The United States and Russia have established an agreement to work together to fight intellectual property violations. As specified in the Intellectual Rights Protection Action Plan, Russia has agreed to shut down infringing websites, and pump more money into law enforcement, including physical raids to destroy infringing pirated content — methods of enforcement that are already present in the United States. The agreement also states that Russia will establish a law that will determine ISP liability in cases involving infringement (though it’s not clear what kind of “safe harbor” provisions, if any, will be given to Russia’s ISPs).
» via The Verge
Infamous file-sharer Jammie Thomas-Rasset asked the Supreme Court on Monday to review a jury’s conclusion that she pay the recording industry $222,000 for downloading and sharing two dozen copyrighted songs on the now-defunct file-sharing service Kazaa.

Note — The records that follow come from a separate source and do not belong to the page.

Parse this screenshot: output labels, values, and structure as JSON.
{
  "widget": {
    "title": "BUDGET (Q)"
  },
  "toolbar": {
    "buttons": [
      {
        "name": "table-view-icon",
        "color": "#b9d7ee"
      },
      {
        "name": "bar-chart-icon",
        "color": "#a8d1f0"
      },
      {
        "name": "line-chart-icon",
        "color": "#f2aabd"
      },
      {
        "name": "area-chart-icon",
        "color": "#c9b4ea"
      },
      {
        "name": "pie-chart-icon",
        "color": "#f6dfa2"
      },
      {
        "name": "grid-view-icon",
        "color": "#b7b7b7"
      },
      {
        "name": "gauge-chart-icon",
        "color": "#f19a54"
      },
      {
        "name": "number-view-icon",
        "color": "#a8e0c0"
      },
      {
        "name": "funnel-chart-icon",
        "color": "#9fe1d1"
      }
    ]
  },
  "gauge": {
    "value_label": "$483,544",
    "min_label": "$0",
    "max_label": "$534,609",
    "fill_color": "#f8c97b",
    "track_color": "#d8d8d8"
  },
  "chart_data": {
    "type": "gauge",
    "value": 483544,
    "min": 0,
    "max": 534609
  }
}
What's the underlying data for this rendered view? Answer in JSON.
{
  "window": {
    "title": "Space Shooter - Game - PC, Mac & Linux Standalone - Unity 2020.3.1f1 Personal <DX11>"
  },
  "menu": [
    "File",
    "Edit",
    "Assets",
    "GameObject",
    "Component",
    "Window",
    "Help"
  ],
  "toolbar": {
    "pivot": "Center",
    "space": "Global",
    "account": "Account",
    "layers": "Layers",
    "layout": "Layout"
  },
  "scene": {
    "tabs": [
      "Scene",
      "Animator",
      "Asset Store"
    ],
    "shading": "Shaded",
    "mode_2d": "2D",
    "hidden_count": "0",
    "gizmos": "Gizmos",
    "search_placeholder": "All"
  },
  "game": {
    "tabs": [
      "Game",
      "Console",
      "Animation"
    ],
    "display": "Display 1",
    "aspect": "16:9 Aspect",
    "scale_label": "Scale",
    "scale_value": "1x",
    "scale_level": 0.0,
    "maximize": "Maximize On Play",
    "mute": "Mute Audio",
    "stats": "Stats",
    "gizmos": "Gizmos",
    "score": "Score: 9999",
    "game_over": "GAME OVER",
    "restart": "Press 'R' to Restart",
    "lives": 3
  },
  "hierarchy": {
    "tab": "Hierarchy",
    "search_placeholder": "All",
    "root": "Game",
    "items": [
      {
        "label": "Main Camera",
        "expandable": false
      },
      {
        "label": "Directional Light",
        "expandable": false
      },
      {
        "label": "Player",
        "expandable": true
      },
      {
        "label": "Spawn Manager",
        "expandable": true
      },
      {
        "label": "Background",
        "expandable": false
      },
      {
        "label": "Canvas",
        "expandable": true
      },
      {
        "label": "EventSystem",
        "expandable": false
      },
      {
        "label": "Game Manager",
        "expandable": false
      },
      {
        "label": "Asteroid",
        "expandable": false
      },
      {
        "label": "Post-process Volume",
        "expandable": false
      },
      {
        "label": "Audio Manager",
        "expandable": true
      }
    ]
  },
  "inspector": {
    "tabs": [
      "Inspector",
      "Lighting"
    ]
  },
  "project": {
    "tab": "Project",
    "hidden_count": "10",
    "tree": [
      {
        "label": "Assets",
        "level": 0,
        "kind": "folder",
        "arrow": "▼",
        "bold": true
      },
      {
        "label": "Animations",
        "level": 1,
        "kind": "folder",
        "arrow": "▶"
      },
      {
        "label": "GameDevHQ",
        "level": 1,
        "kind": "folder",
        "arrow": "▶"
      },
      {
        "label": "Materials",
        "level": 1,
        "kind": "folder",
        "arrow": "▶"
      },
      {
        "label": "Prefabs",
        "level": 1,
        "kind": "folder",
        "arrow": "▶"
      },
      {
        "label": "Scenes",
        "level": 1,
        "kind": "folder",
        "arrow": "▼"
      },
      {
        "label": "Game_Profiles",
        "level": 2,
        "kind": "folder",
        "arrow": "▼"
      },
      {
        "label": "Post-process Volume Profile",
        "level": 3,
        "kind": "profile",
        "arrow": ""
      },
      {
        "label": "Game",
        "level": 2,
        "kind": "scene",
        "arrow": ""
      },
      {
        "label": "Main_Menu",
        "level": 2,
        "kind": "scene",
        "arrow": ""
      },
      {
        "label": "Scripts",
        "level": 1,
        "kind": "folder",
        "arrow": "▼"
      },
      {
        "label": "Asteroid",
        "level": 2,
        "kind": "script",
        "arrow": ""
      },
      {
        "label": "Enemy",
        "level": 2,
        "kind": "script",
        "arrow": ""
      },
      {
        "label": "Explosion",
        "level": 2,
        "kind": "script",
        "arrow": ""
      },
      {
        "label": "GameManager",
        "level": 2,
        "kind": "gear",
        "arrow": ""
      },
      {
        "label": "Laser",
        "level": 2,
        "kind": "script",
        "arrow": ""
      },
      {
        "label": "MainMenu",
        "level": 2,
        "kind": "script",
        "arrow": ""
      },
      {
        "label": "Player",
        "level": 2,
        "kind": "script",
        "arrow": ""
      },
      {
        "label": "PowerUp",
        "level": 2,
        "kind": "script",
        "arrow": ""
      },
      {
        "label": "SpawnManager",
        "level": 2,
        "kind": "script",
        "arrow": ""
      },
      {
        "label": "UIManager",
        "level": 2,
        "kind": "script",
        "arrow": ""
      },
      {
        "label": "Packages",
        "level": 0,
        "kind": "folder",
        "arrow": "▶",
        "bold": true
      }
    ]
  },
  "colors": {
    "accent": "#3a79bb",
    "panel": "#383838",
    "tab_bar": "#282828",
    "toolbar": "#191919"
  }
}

Thomas-Rasset, the first person to defend herself against a Recording Industry Association of America file-sharing case, said the damages were unconstitutionally excessive and were not rationally related to the harm she caused to the music labels.
“Put more plainly: In a civil case, Thomas–Rasset cannot be punished for the harm inflicted on the recording industry by file sharing in general; while that would no doubt help accomplish the industry’s and Congress’s goal of deterring copyright infringement, singling out and punishing an individual in a civil case to a degree entirely out of proportion with her individual offense is not a constitutional means of achieving that goal,” the petition said.
» via Wired
After publishing two wildly successful books via traditional means, Ferriss decided to try something different. In August, he signed on with Amazon’s new publishing arm to release the follow-up to his 2010 health and fitness guide, The 4-Hour Body. That ruffled the feathers of not just traditional publishers, but also brick-and-mortar retailers like Barnes and Noble, who object to the e-bookstore exclusivity Amazon requires of its authors. That’s why you won’t find Ferriss’s latest opus down the street at Barnes & Noble.
As fast as e-books are growing, the lack of a presence in the nation’s largest physical book retailer is a still serious handicap. To combat it, Ferriss struck a deal with BitTorrent earlier this month to distribute an exclusive bundle of content and, he hopes, sell a few extra books.
“We were both eager to do something to demonstrate that the same type of tools that disrupted music and film can be harnessed to benefit the content creators in publishing,” says Ferriss.
» via ReadWriteWeb
The much debated “six strikes” anti-piracy scheme was supposed to kick off in the United States today, but this is not going to happen. The Center for Copyright Information has announced that the ISPs are not ready to send warnings just yet, citing Hurricane Sandy as one of the reasons for the delay. The scheme is now expected to take off early next year if everything goes according to the updated schedule.
» via TorrentFreak
At the end of this month the controversial “six-strikes” anti-piracy system will kick off in the U.S., and today two of the participating Internet providers have been discussing what measures they will take against repeated BitTorrent pirates. Verizon plans to notify alleged pirates via email and voice-mail, and will throttle the connection speeds of repeated infringers. Time Warner Cable will warn subscribers through popups and restrict users’ Internet browsing by directing them to a landing page.
» via TorrentFreak